Deception at Westerbork
PG: They made you believe that life was normal. A lady gave birth premature, and it looked—even though Westerbork had one of the best hospitals in Holland, they didn’t have an incubator. They looked all over Holland to find an incubator, and when they found one they said to the lady, “See how good care we take of you?” Only six months later, that same lady with the baby was sent to the gas chambers.
But they made you believe that life was—we were going to work in Germany to relieve the Germans so they could fight in the front. Nobody had ever heard of the word concentration camp. And even Sam Schryver, who was in the camp late forty-four , early forty-five , when no more transfers were going to Germany, he says “Phil, we never heard of the word concentration camp.” We knew it—
CE: This was a detention camp, right? Is that what they call it?

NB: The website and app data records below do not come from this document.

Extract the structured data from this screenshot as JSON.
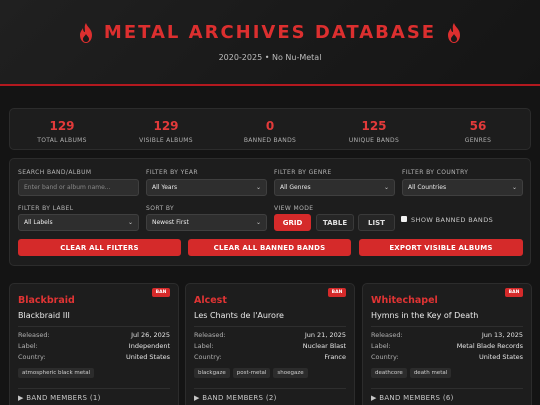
{
  "header": {
    "title": "METAL ARCHIVES DATABASE",
    "subtitle": "2020-2025 • No Nu-Metal",
    "icon": "flame-icon",
    "accent": "#dc2f2f"
  },
  "stats": [
    {
      "value": "129",
      "label": "TOTAL ALBUMS"
    },
    {
      "value": "129",
      "label": "VISIBLE ALBUMS"
    },
    {
      "value": "0",
      "label": "BANNED BANDS"
    },
    {
      "value": "125",
      "label": "UNIQUE BANDS"
    },
    {
      "value": "56",
      "label": "GENRES"
    }
  ],
  "filters": {
    "search_label": "SEARCH BAND/ALBUM",
    "search_placeholder": "Enter band or album name...",
    "year_label": "FILTER BY YEAR",
    "year_value": "All Years",
    "genre_label": "FILTER BY GENRE",
    "genre_value": "All Genres",
    "country_label": "FILTER BY COUNTRY",
    "country_value": "All Countries",
    "label_label": "FILTER BY LABEL",
    "label_value": "All Labels",
    "sort_label": "SORT BY",
    "sort_value": "Newest First",
    "view_label": "VIEW MODE",
    "view_grid": "GRID",
    "view_table": "TABLE",
    "view_list": "LIST",
    "show_banned": "SHOW BANNED BANDS",
    "clear_filters": "CLEAR ALL FILTERS",
    "clear_banned": "CLEAR ALL BANNED BANDS",
    "export": "EXPORT VISIBLE ALBUMS"
  },
  "cards": [
    {
      "band": "Blackbraid",
      "album": "Blackbraid III",
      "ban": "BAN",
      "released_label": "Released:",
      "released": "Jul 26, 2025",
      "label_label": "Label:",
      "label": "Independent",
      "country_label": "Country:",
      "country": "United States",
      "tags": [
        "atmospheric black metal"
      ],
      "members": "BAND MEMBERS (1)"
    },
    {
      "band": "Alcest",
      "album": "Les Chants de l'Aurore",
      "ban": "BAN",
      "released_label": "Released:",
      "released": "Jun 21, 2025",
      "label_label": "Label:",
      "label": "Nuclear Blast",
      "country_label": "Country:",
      "country": "France",
      "tags": [
        "blackgaze",
        "post-metal",
        "shoegaze"
      ],
      "members": "BAND MEMBERS (2)"
    },
    {
      "band": "Whitechapel",
      "album": "Hymns in the Key of Death",
      "ban": "BAN",
      "released_label": "Released:",
      "released": "Jun 13, 2025",
      "label_label": "Label:",
      "label": "Metal Blade Records",
      "country_label": "Country:",
      "country": "United States",
      "tags": [
        "deathcore",
        "death metal"
      ],
      "members": "BAND MEMBERS (6)"
    }
  ]
}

PG: Detention camp, yeah. So—yeah, they just made you believe that everything was normal. They had classes for children. They had rabbis. They had everything.